Exercise instructions: Return the records that follow unaltered. Omit every picture.

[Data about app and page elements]
►

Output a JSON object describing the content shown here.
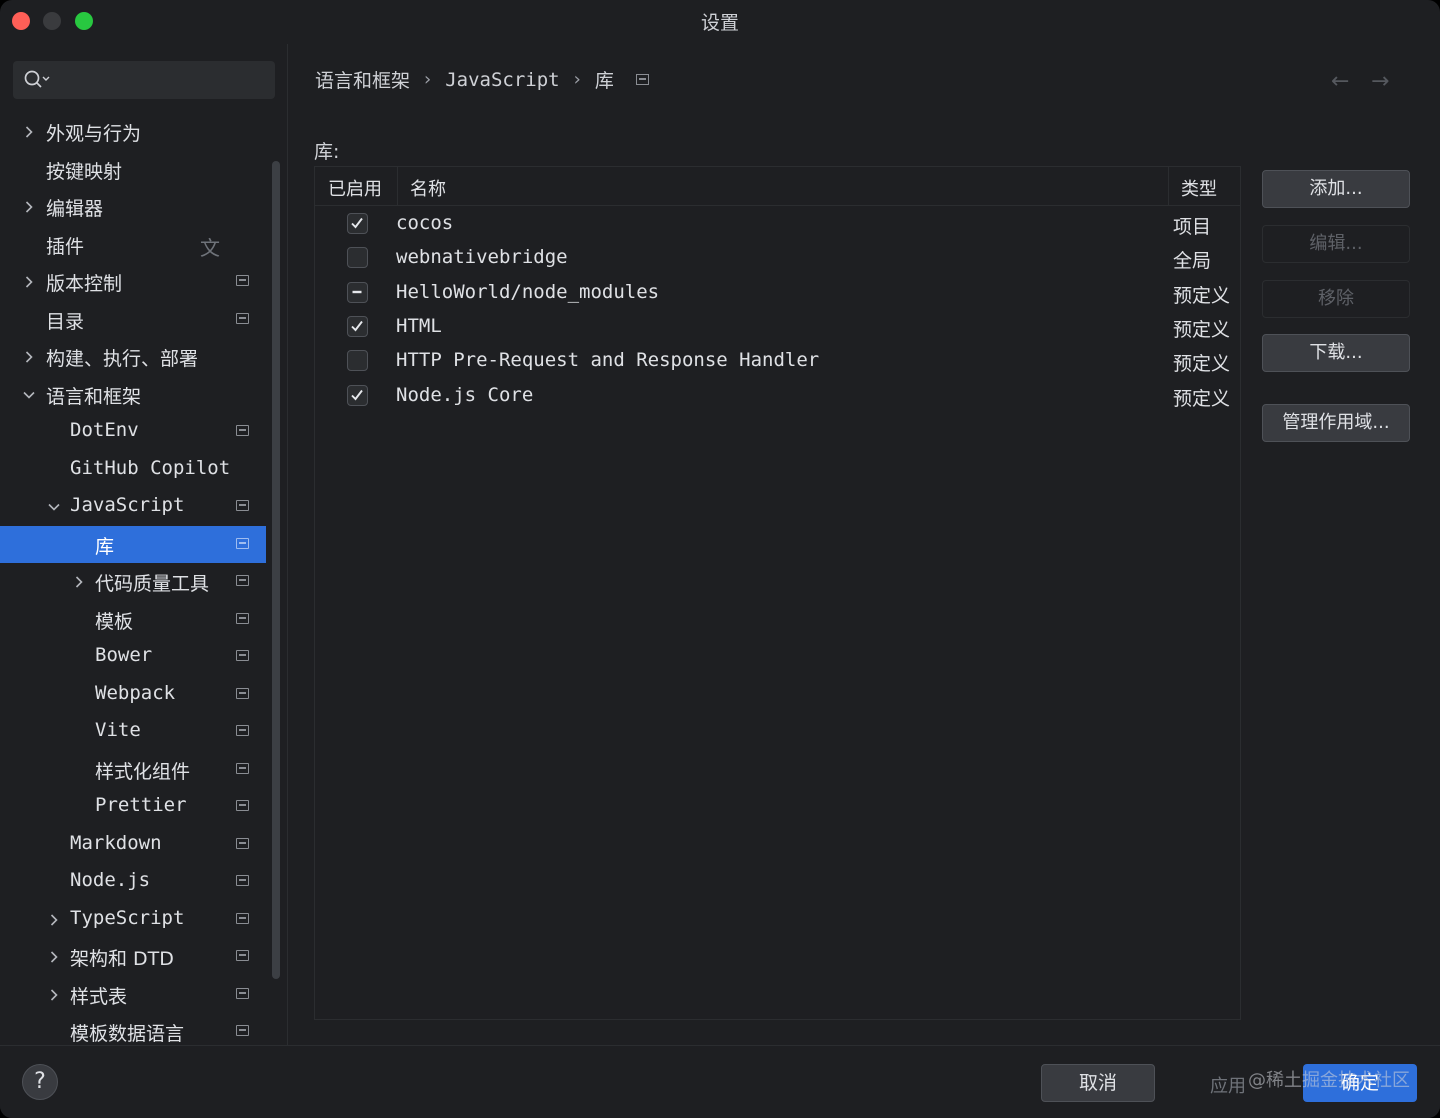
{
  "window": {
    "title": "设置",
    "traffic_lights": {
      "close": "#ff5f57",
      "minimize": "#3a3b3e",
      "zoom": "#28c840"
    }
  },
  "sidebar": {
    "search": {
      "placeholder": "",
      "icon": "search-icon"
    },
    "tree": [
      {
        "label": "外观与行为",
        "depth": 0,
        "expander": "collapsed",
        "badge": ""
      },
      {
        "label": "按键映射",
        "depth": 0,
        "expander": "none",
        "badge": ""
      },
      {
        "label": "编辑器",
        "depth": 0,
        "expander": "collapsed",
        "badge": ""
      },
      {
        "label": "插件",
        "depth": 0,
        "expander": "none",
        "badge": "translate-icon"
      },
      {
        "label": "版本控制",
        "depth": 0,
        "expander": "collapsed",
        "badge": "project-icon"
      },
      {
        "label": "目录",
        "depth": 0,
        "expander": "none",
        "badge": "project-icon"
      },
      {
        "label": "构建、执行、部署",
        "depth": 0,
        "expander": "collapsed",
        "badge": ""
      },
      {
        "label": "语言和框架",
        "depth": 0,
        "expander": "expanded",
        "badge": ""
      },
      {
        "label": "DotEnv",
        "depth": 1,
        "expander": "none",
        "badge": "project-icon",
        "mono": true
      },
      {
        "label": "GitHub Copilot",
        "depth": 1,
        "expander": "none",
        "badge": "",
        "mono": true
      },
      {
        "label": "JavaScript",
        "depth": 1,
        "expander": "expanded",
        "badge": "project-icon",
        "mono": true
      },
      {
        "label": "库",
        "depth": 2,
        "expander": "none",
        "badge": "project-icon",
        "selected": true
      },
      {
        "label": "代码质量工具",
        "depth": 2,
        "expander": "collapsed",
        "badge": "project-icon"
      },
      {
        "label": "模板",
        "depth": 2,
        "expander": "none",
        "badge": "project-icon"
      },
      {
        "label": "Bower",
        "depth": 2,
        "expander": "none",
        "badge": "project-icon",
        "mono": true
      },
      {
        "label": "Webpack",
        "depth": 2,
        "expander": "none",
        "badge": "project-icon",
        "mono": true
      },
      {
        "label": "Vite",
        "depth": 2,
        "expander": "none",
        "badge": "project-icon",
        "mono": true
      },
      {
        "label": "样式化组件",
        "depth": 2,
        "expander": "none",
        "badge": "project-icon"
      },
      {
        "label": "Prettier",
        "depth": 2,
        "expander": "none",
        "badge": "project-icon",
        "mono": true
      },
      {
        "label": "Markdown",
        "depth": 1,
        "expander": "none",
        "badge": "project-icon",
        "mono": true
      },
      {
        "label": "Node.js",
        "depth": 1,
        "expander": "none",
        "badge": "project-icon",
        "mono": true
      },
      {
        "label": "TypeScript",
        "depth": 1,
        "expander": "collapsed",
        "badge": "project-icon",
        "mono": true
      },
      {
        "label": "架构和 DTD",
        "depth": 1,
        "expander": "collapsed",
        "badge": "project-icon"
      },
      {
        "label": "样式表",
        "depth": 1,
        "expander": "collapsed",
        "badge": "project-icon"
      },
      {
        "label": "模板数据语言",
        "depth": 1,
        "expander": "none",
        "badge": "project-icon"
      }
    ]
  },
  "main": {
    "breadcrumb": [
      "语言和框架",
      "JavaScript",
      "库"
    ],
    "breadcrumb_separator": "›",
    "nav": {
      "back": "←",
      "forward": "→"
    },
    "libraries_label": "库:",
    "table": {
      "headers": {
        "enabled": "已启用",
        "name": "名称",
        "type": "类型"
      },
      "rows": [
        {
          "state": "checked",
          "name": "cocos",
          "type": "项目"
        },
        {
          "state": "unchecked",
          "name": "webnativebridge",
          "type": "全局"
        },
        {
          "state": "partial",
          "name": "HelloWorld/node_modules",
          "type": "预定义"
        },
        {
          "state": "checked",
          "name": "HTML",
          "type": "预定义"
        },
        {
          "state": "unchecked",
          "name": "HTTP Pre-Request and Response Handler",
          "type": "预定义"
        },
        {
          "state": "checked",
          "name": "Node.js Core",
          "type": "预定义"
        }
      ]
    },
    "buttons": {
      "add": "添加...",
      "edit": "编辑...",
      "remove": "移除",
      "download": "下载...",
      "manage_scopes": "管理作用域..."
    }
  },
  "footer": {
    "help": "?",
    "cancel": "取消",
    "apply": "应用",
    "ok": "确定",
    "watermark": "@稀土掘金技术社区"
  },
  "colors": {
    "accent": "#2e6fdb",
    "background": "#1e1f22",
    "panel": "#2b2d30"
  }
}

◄

Exercise answer:
Output a JSON object describing the content shown here.
{
  "window": {
    "title": "设置",
    "traffic_lights": {
      "close": "#ff5f57",
      "minimize": "#3a3b3e",
      "zoom": "#28c840"
    }
  },
  "sidebar": {
    "search": {
      "placeholder": "",
      "icon": "search-icon"
    },
    "tree": [
      {
        "label": "外观与行为",
        "depth": 0,
        "expander": "collapsed",
        "badge": ""
      },
      {
        "label": "按键映射",
        "depth": 0,
        "expander": "none",
        "badge": ""
      },
      {
        "label": "编辑器",
        "depth": 0,
        "expander": "collapsed",
        "badge": ""
      },
      {
        "label": "插件",
        "depth": 0,
        "expander": "none",
        "badge": "translate-icon"
      },
      {
        "label": "版本控制",
        "depth": 0,
        "expander": "collapsed",
        "badge": "project-icon"
      },
      {
        "label": "目录",
        "depth": 0,
        "expander": "none",
        "badge": "project-icon"
      },
      {
        "label": "构建、执行、部署",
        "depth": 0,
        "expander": "collapsed",
        "badge": ""
      },
      {
        "label": "语言和框架",
        "depth": 0,
        "expander": "expanded",
        "badge": ""
      },
      {
        "label": "DotEnv",
        "depth": 1,
        "expander": "none",
        "badge": "project-icon",
        "mono": true
      },
      {
        "label": "GitHub Copilot",
        "depth": 1,
        "expander": "none",
        "badge": "",
        "mono": true
      },
      {
        "label": "JavaScript",
        "depth": 1,
        "expander": "expanded",
        "badge": "project-icon",
        "mono": true
      },
      {
        "label": "库",
        "depth": 2,
        "expander": "none",
        "badge": "project-icon",
        "selected": true
      },
      {
        "label": "代码质量工具",
        "depth": 2,
        "expander": "collapsed",
        "badge": "project-icon"
      },
      {
        "label": "模板",
        "depth": 2,
        "expander": "none",
        "badge": "project-icon"
      },
      {
        "label": "Bower",
        "depth": 2,
        "expander": "none",
        "badge": "project-icon",
        "mono": true
      },
      {
        "label": "Webpack",
        "depth": 2,
        "expander": "none",
        "badge": "project-icon",
        "mono": true
      },
      {
        "label": "Vite",
        "depth": 2,
        "expander": "none",
        "badge": "project-icon",
        "mono": true
      },
      {
        "label": "样式化组件",
        "depth": 2,
        "expander": "none",
        "badge": "project-icon"
      },
      {
        "label": "Prettier",
        "depth": 2,
        "expander": "none",
        "badge": "project-icon",
        "mono": true
      },
      {
        "label": "Markdown",
        "depth": 1,
        "expander": "none",
        "badge": "project-icon",
        "mono": true
      },
      {
        "label": "Node.js",
        "depth": 1,
        "expander": "none",
        "badge": "project-icon",
        "mono": true
      },
      {
        "label": "TypeScript",
        "depth": 1,
        "expander": "collapsed",
        "badge": "project-icon",
        "mono": true
      },
      {
        "label": "架构和 DTD",
        "depth": 1,
        "expander": "collapsed",
        "badge": "project-icon"
      },
      {
        "label": "样式表",
        "depth": 1,
        "expander": "collapsed",
        "badge": "project-icon"
      },
      {
        "label": "模板数据语言",
        "depth": 1,
        "expander": "none",
        "badge": "project-icon"
      }
    ]
  },
  "main": {
    "breadcrumb": [
      "语言和框架",
      "JavaScript",
      "库"
    ],
    "breadcrumb_separator": "›",
    "nav": {
      "back": "←",
      "forward": "→"
    },
    "libraries_label": "库:",
    "table": {
      "headers": {
        "enabled": "已启用",
        "name": "名称",
        "type": "类型"
      },
      "rows": [
        {
          "state": "checked",
          "name": "cocos",
          "type": "项目"
        },
        {
          "state": "unchecked",
          "name": "webnativebridge",
          "type": "全局"
        },
        {
          "state": "partial",
          "name": "HelloWorld/node_modules",
          "type": "预定义"
        },
        {
          "state": "checked",
          "name": "HTML",
          "type": "预定义"
        },
        {
          "state": "unchecked",
          "name": "HTTP Pre-Request and Response Handler",
          "type": "预定义"
        },
        {
          "state": "checked",
          "name": "Node.js Core",
          "type": "预定义"
        }
      ]
    },
    "buttons": {
      "add": "添加...",
      "edit": "编辑...",
      "remove": "移除",
      "download": "下载...",
      "manage_scopes": "管理作用域..."
    }
  },
  "footer": {
    "help": "?",
    "cancel": "取消",
    "apply": "应用",
    "ok": "确定",
    "watermark": "@稀土掘金技术社区"
  },
  "colors": {
    "accent": "#2e6fdb",
    "background": "#1e1f22",
    "panel": "#2b2d30"
  }
}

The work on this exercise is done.